EXERCISE DETAILS :: Among the entries that follow, count the lines with the word "JSON" and report the number by itself.

(Website and app data records)
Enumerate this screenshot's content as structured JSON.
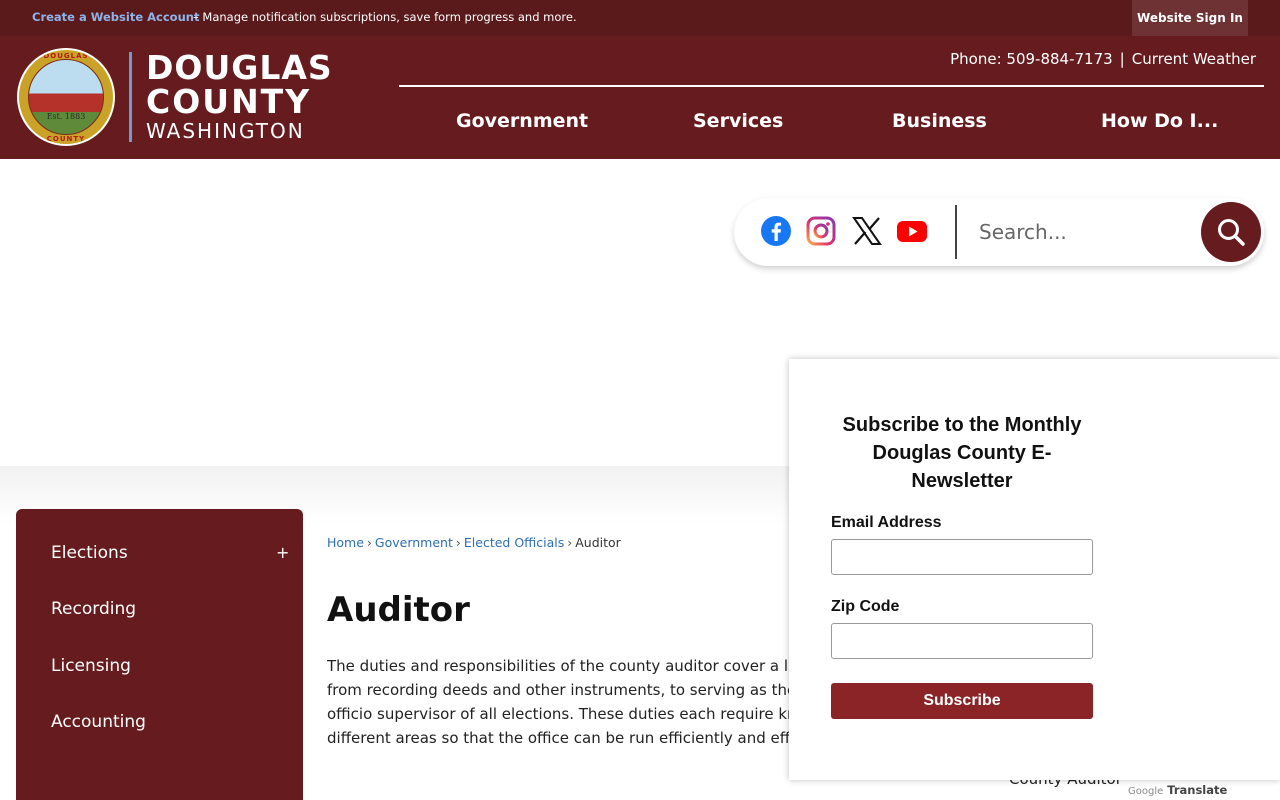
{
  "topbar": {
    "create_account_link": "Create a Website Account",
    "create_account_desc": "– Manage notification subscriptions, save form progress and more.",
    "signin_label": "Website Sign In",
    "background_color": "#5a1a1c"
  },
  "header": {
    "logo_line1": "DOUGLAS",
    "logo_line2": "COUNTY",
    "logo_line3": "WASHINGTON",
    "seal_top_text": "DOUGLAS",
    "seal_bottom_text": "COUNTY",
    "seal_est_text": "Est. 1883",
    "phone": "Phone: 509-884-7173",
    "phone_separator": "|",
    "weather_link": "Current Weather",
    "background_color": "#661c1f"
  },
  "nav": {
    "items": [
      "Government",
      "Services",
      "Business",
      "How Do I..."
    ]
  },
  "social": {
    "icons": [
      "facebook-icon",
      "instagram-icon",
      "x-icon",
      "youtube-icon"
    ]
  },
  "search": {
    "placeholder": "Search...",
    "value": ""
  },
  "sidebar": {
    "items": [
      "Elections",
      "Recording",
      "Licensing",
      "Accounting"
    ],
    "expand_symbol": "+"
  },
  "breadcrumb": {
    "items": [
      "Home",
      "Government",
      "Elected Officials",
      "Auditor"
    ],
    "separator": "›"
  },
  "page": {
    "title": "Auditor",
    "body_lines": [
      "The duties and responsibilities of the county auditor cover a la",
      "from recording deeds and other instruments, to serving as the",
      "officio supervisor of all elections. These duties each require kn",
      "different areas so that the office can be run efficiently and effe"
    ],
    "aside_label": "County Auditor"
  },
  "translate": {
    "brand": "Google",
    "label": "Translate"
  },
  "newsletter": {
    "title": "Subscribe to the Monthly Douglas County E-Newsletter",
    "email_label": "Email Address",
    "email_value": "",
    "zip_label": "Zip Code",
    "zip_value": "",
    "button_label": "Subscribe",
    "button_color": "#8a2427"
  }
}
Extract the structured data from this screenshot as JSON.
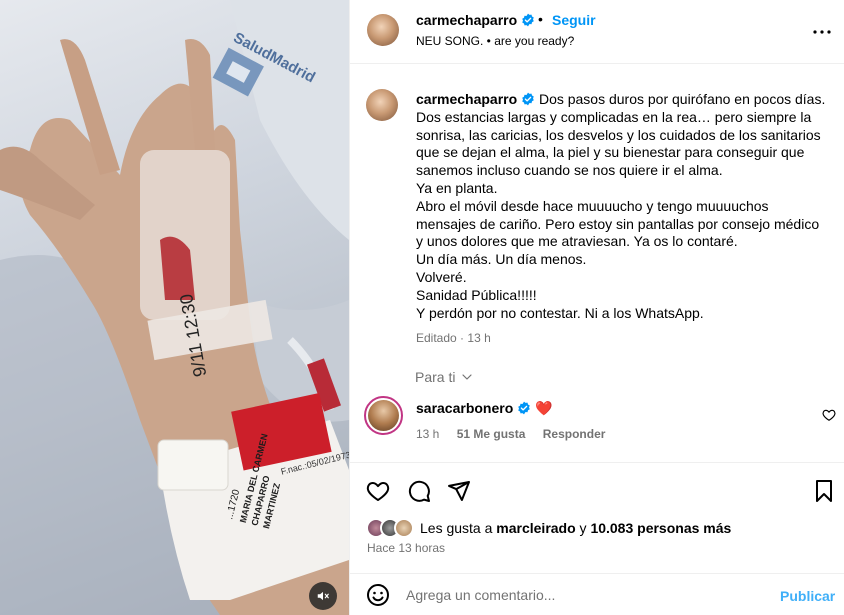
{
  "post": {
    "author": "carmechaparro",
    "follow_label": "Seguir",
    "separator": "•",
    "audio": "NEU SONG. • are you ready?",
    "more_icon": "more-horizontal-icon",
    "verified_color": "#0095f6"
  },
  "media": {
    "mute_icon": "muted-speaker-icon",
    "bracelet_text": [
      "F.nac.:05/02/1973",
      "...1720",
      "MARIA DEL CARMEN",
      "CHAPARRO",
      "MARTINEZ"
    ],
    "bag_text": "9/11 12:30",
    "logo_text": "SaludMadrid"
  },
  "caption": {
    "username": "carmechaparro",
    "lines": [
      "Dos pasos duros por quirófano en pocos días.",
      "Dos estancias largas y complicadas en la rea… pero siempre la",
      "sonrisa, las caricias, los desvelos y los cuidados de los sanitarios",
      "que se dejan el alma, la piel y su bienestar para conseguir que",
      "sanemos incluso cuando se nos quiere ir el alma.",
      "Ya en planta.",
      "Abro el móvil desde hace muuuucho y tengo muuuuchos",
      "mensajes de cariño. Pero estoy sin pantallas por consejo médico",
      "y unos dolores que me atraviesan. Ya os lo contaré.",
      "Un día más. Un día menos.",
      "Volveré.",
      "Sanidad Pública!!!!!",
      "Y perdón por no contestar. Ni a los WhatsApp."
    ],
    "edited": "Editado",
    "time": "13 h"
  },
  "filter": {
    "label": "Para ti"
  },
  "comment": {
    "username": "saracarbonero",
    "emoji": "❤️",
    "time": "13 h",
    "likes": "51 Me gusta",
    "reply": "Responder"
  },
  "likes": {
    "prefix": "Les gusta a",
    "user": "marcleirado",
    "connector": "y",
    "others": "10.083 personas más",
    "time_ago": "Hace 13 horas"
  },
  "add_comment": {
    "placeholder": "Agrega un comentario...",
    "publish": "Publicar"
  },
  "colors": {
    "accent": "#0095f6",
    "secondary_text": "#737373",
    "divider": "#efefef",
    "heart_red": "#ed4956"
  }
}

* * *

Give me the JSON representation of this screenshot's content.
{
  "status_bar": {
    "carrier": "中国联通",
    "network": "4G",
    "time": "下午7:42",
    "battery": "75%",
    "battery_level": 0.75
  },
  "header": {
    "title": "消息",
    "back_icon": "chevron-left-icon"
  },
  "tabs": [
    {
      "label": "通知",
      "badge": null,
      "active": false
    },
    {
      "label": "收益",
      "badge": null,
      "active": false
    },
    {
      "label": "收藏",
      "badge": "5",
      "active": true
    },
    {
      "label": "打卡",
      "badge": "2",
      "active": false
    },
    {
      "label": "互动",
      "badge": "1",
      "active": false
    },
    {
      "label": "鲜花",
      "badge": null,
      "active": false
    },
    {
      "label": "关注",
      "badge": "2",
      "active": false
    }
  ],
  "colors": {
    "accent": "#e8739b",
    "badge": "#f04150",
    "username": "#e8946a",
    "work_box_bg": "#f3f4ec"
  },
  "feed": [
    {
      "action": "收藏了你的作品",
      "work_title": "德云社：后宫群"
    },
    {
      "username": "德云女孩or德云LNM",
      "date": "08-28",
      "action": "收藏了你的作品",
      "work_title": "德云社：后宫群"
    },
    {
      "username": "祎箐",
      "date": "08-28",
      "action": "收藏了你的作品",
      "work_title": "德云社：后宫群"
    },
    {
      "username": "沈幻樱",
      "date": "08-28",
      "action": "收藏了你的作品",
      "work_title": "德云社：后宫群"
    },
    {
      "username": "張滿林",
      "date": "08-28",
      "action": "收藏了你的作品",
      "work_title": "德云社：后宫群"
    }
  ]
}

OUTPUT FOR THIS EXERCISE :: 3